Michigan Journal of International Law

This essay addresses three issues. The author first describes the major features of the previous Polish industrial relations system which caused it to be undemocratic. He then presents arguments justifying the need for a democracy in industrial relations in Poland. Second, the indispensable premises and elements of three basic democratic institutions of industrial relations are identified: trade union freedom, collective bargaining and the right to strike. These elements were selected for analysis on the basis of international legal instruments, in particular, conventions of the International Labor Organization ("ILO"), as well as U.S. and West European labor legislation. The author ...


The Czechoslovak Approach To The Draft Convention On Jurisdictional Immunitites Of States And Their Property, Vladimir Balaš, Monika Pauknerová Jan 1991

The Czechoslovak Approach To The Draft Convention On Jurisdictional Immunitites Of States And Their Property, Vladimir Balaš, Monika Pauknerová

Michigan Journal of International Law

This article deals with four issues: (1) The effort of the International Law Commission of the United Nations to codify jurisdictional immunity. (2) The theoretical and practical Czechoslovak approach toward the institution of jurisdictional immunity of States and the Draft Convention, and a prediction of possible change of the Czechoslovak view. (3) The changing views of East European scholars. (4) An analysis of particular provisions of the Draft Convention with respect to their acceptability by States with different socioeconomic systems and especially by Czechoslovakia.


"Federal" Aspects Of The European Convention On Human Rights, Colin Warbrick Jan 1989

"Federal" Aspects Of The European Convention On Human Rights, Colin Warbrick

Michigan Journal of International Law

The inquiry pursued in this paper has been prompted by a paradox.
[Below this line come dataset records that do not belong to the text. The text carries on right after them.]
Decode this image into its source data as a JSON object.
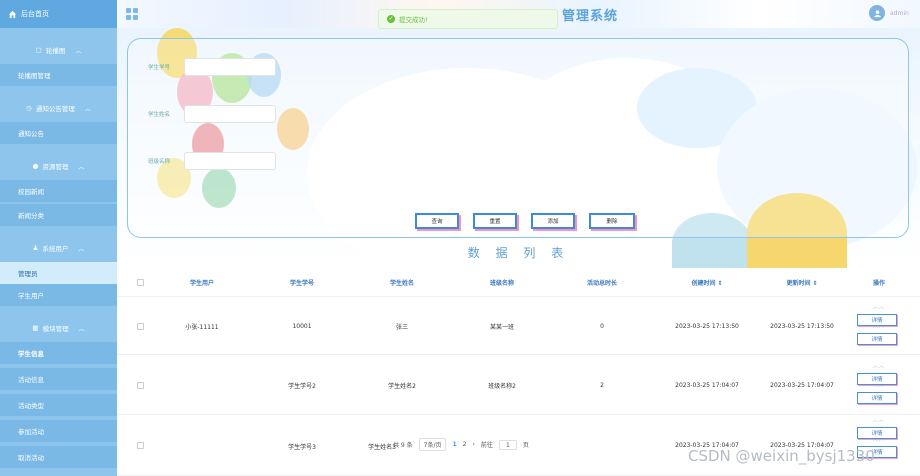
{
  "sidebar": {
    "home": "后台首页",
    "groups": [
      {
        "label": "轮播图",
        "items": [
          "轮播图管理"
        ]
      },
      {
        "label": "通知公告管理",
        "items": [
          "通知公告"
        ]
      },
      {
        "label": "资源管理",
        "items": [
          "校园新闻",
          "新闻分类"
        ]
      },
      {
        "label": "系统用户",
        "items": [
          "管理员",
          "学生用户"
        ]
      },
      {
        "label": "模块管理",
        "items": [
          "学生信息",
          "活动信息",
          "活动类型",
          "参加活动",
          "取消活动"
        ]
      }
    ]
  },
  "topbar": {
    "title": "管理系统",
    "user": "admin"
  },
  "toast": {
    "message": "提交成功!"
  },
  "search": {
    "fields": [
      {
        "label": "学生学号",
        "placeholder": ""
      },
      {
        "label": "学生姓名",
        "placeholder": ""
      },
      {
        "label": "班级名称",
        "placeholder": ""
      }
    ],
    "buttons": [
      "查询",
      "重置",
      "添加",
      "删除"
    ]
  },
  "list_title": "数 据 列 表",
  "table": {
    "headers": [
      "学生用户",
      "学生学号",
      "学生姓名",
      "班级名称",
      "活动总时长",
      "创建时间 ⇕",
      "更新时间 ⇕",
      "操作"
    ],
    "rows": [
      {
        "user": "小张-11111",
        "id": "10001",
        "name": "张三",
        "class": "某某一班",
        "hours": "0",
        "created": "2023-03-25 17:13:50",
        "updated": "2023-03-25 17:13:50"
      },
      {
        "user": "",
        "id": "学生学号2",
        "name": "学生姓名2",
        "class": "班级名称2",
        "hours": "2",
        "created": "2023-03-25 17:04:07",
        "updated": "2023-03-25 17:04:07"
      },
      {
        "user": "",
        "id": "学生学号3",
        "name": "学生姓名3",
        "class": "",
        "hours": "",
        "created": "2023-03-25 17:04:07",
        "updated": "2023-03-25 17:04:07"
      }
    ],
    "detail_label": "详情"
  },
  "pagination": {
    "total": "共 9 条",
    "page_size": "7条/页",
    "goto_label": "前往",
    "page_unit": "页",
    "pages": [
      "1",
      "2"
    ],
    "current_page": "1",
    "goto_value": "1",
    "next": "›"
  },
  "watermark": "CSDN @weixin_bysj1330",
  "colors": {
    "sidebar": "#8ec5ec",
    "accent": "#5fa9e0",
    "header_text": "#3a78c2"
  }
}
In the United States, the Supreme Court has been reluctant to find any constitutional limitations upon the power of the States to allow the administration of corporal punishment in schools, despite being able to rely on the national Bill of Rights - in the interpretation of which the Court has many times circumscribed the power of the State governments in other contexts. The result has been that some children have been left without redress when they have been subjected to exceptionally severe punishment. Under the system of the European ...
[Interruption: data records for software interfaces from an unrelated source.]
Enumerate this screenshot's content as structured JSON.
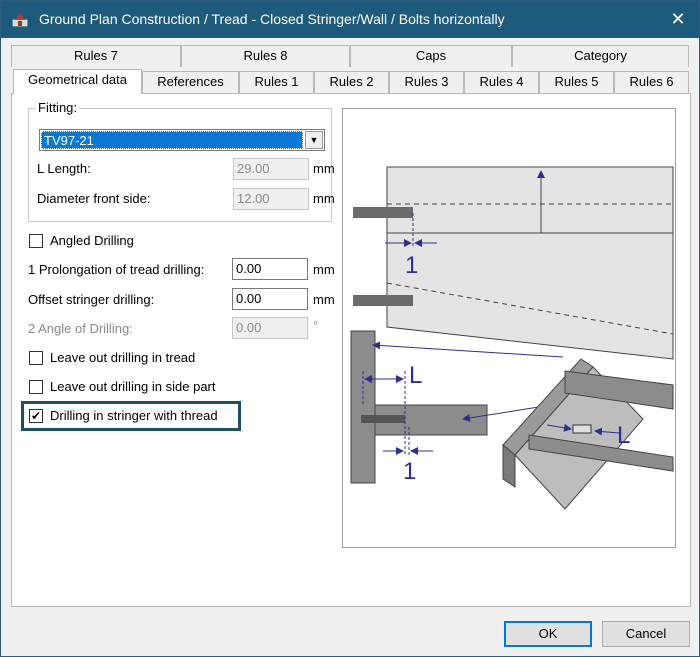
{
  "window": {
    "title": "Ground Plan Construction / Tread - Closed Stringer/Wall / Bolts horizontally",
    "close_glyph": "✕"
  },
  "tabs": {
    "row_back": [
      "Rules 7",
      "Rules 8",
      "Caps",
      "Category"
    ],
    "row_front": [
      "Geometrical data",
      "References",
      "Rules 1",
      "Rules 2",
      "Rules 3",
      "Rules 4",
      "Rules 5",
      "Rules 6"
    ],
    "active": "Geometrical data"
  },
  "fitting": {
    "group_label": "Fitting:",
    "selected": "TV97-21",
    "length_label": "L Length:",
    "length_value": "29.00",
    "length_unit": "mm",
    "diameter_label": "Diameter front side:",
    "diameter_value": "12.00",
    "diameter_unit": "mm"
  },
  "options": {
    "angled_drilling": {
      "label": "Angled Drilling",
      "checked": false
    },
    "prolongation_label": "1 Prolongation of tread drilling:",
    "prolongation_value": "0.00",
    "prolongation_unit": "mm",
    "offset_label": "Offset stringer drilling:",
    "offset_value": "0.00",
    "offset_unit": "mm",
    "angle_label": "2 Angle of Drilling:",
    "angle_value": "0.00",
    "angle_unit": "°",
    "leave_tread": {
      "label": "Leave out drilling in tread",
      "checked": false
    },
    "leave_side": {
      "label": "Leave out drilling in side part",
      "checked": false
    },
    "drill_thread": {
      "label": "Drilling in stringer with thread",
      "checked": true
    }
  },
  "diagram": {
    "label_1_top": "1",
    "label_1_bottom": "1",
    "label_L_left": "L",
    "label_L_right": "L"
  },
  "buttons": {
    "ok": "OK",
    "cancel": "Cancel"
  },
  "colors": {
    "titlebar": "#1e5a7c",
    "selection": "#0a78d7",
    "highlight": "#1e4f63",
    "diagram_arrow": "#2d2f8f"
  }
}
Some Recent Cases Delaying The Direct Effect Of International Treaties In Dutch Law, Henry G. Schermers Jan 1989

Some Recent Cases Delaying The Direct Effect Of International Treaties In Dutch Law, Henry G. Schermers

Michigan Journal of International Law

This article is meant as a comment on some recent Dutch cases concerning the effect within the domestic law of the Netherlands of the prohibition of discrimination laid down in Article 7a(i) of the International Covenant on Economic, Social and Cultural Rights and of Article 26 of the International Covenant on Civil and Political Rights. The cases were decided by the Centrale Raad van Beroep, which is the Dutch supreme court in some fields of administrative law, such as the law on civil servants and several laws on social security. The cases are particularly interesting with respect to the ...